And the other thing is, be sure to have your ear out....both donkeys and mules are close to being able to talk, no kidding. Watch what they're watching -- just as they watch your every more also. A mule will often tell you where he wants you to look by looking that way and then looking at you to see if you saw where he was looking.
Good luck and have fun....if you have trouble finding a saddle that fits, write in to say so because that's sometimes problematic these days, when so many saddles are meant to fit animals with broader back and broader shoulders than mules tend to have.
And remember this other saying of Tom's: "A mule and a horse are the same, except the mule is more so." Cheers -- Dr. Deb
|oooo I'm so excited! This is kinda my thinking - she'll ask me to up my horsemanship because I certainly won't be bullying her into any of it (on the "stubborn" mule).
I kinda like that they'll set boundaries. She can probably teach me a thing or two (understatement).
And thanks for replying, maybe we can turn this into a bit of a repository for others who might come looking for mule goodness later.
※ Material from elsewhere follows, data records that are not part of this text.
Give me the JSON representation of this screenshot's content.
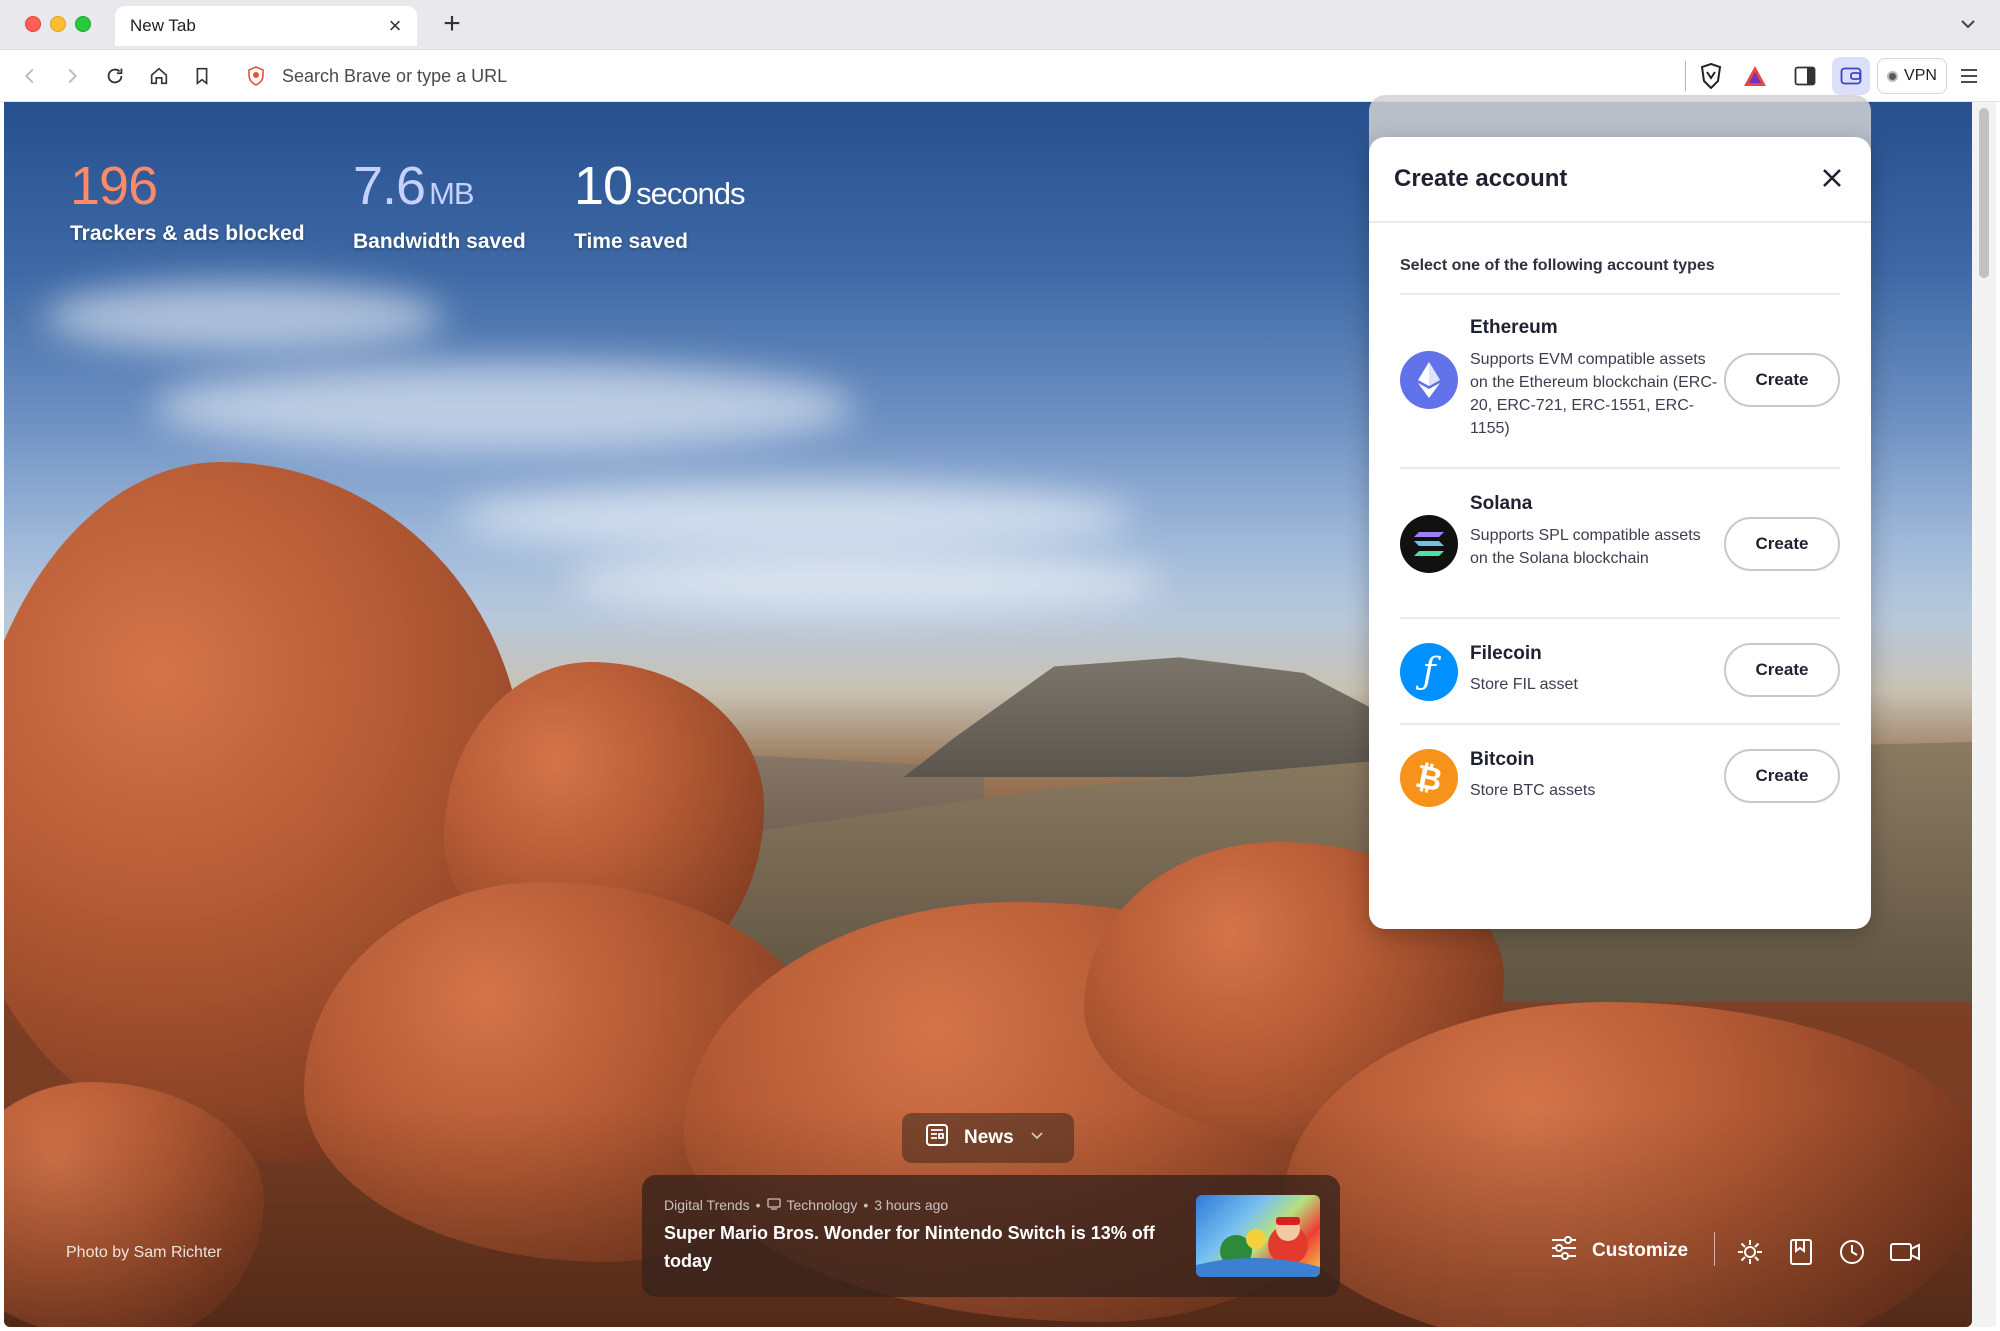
{
  "browser": {
    "tab_title": "New Tab",
    "tab_close_glyph": "×",
    "new_tab_glyph": "+",
    "search_placeholder": "Search Brave or type a URL",
    "vpn_label": "VPN"
  },
  "stats": {
    "trackers_value": "196",
    "trackers_label": "Trackers & ads blocked",
    "bandwidth_value": "7.6",
    "bandwidth_unit": "MB",
    "bandwidth_label": "Bandwidth saved",
    "time_value": "10",
    "time_unit": "seconds",
    "time_label": "Time saved"
  },
  "photo_credit": "Photo by Sam Richter",
  "news": {
    "toggle_label": "News",
    "source": "Digital Trends",
    "bullet": "•",
    "category": "Technology",
    "age": "3 hours ago",
    "headline": "Super Mario Bros. Wonder for Nintendo Switch is 13% off today"
  },
  "customize_label": "Customize",
  "wallet_panel": {
    "title": "Create account",
    "subtitle": "Select one of the following account types",
    "create_label": "Create",
    "accounts": [
      {
        "name": "Ethereum",
        "description": "Supports EVM compatible assets on the Ethereum blockchain (ERC-20, ERC-721, ERC-1551, ERC-1155)",
        "icon": "ethereum-icon",
        "color": "#6272e8"
      },
      {
        "name": "Solana",
        "description": "Supports SPL compatible assets on the Solana blockchain",
        "icon": "solana-icon",
        "color": "#111111"
      },
      {
        "name": "Filecoin",
        "description": "Store FIL asset",
        "icon": "filecoin-icon",
        "color": "#0090ff"
      },
      {
        "name": "Bitcoin",
        "description": "Store BTC assets",
        "icon": "bitcoin-icon",
        "color": "#f7931a"
      }
    ]
  }
}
I love everything in your reply and particularly "But if you get impatient and try to make the mule hurry up, or you confront him with a situation he hasn't seen before, then he will buck your ass off quicker and more expertly than any horse on the planet."
My plan is to eventually ride the old mountain bridleways between Glenorchy and Queenstown, so pack up and go wild for about a week at a time.
So far "Nellie" (6mo) is showing up beautifully. She seems to jump but stop if she gets a fright, happily holds feet up, largely very respectful of personal space, and I absolutely hear you on them talking. She's very expressive, and I liken her voice to be as clear as my old old boy who I've known for 25 years. The breeders have done an absolutely beautiful job with her.
So far we are trying around 10-15 minutes of something each day (or most) and/or some time hanging out in the paddock.
I won't be planning on any kind of backing until 5yo so we've got a nice long stretch to do all sorts of things and maybe get out on the trails with a few other horses for a walk-along.
Be prepared for mule tricks posts as I may need some friends to share the my #MuleJoy with!!
Thanks Dr Deb, I'll keep working on the network.